COVID has shifted the conversation about education and about work in some profound ways. Very often op-eds note this reality and then talk about the “remote” question, but another question has actually been quite central: how do we best love our neighbors? Due to the craziness of COVID, all kinds of people are seriously considering how love of neighbor should affect university and educational policy. We are suddenly caring about caring, not as a peripheral subject but as central to the mission. That is shocking and amazing.
The centrality of care in a good educational institution is not just about an accommodating environment or a softer, gentler “safe space.” In truth, care has long been central to good educational institutions, even if it goes unmentioned when policies are crafted and decisions are made. How many people today are in job fields because of the caring influence of a single teacher in their youth? How important is love in motivating learning?
As always, Tolstoy speaks to this issue. In Anna Karenina, Part V, Chapter 27, Anna’s son Seryozha is struggling academically, and the reasons are not at all obvious to his guardians:
Both his father and his teacher were dissatisfied with him, and it was true that he was a very poor pupil. But there was no way it could be said that he was a slow-witted boy. On the contrary, he was far more quick-witted than those boys his teacher held up as an example to him. It was his father’s view that he did not want to learn what he was taught. But the truth was that he could not learn it. The reason he could not was because there were demands in his heart which were more pressing than those made by his father and his teacher. These demands conflicted with each other, and so he was locked in a struggle with those educating him.

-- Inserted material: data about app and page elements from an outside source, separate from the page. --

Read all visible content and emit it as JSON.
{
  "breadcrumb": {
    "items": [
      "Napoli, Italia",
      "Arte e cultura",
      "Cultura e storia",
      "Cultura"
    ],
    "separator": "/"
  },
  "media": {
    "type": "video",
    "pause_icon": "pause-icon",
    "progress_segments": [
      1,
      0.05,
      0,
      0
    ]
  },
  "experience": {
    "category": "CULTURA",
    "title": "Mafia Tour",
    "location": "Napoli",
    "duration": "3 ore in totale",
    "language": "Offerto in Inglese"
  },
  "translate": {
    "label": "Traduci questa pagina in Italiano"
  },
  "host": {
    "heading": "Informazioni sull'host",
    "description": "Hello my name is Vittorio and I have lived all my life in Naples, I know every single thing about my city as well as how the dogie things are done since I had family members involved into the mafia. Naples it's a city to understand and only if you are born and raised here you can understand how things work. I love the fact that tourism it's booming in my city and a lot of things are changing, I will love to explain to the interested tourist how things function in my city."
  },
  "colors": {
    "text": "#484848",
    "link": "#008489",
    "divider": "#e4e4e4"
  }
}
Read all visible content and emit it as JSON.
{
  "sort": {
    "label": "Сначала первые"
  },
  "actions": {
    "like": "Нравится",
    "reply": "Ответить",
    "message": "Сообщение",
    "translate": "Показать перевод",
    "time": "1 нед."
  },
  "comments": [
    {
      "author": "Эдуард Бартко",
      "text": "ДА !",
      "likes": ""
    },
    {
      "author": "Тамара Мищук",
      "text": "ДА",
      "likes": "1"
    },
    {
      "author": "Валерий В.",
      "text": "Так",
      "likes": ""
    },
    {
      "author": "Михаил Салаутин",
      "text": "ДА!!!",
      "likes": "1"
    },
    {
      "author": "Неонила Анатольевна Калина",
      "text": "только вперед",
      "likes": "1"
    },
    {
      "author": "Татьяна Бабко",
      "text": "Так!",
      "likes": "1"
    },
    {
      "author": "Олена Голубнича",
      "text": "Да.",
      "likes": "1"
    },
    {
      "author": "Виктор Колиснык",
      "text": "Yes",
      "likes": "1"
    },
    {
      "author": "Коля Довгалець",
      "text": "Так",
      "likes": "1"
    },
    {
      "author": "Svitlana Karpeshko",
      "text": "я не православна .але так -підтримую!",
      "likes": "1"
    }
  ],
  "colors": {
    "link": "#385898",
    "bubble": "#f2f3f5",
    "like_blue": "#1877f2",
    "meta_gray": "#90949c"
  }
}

He was nine years old; he was a child; but he knew his own soul, it was precious to him, he protected it as the eyelid protects the eye, and he let no one into his soul without the key of love. His teachers complained that he did not want to learn, but his soul was filled with an abundant thirst for knowledge. He learned from Kapitonich, from his nanny, from Nadenka, from Vasily Lukich, but not from his teachers. The water that his father and his teachers were expecting to turn the wheels of their mill had long ago leaked away and was working elsewhere.
COVID has managed to make love central to the conversation surrounding college education. The virus has given us many headaches, but it is also giving us an opportunity as we re-evaluate policies and practices and seek to care for one another and for our students. That is as it should be.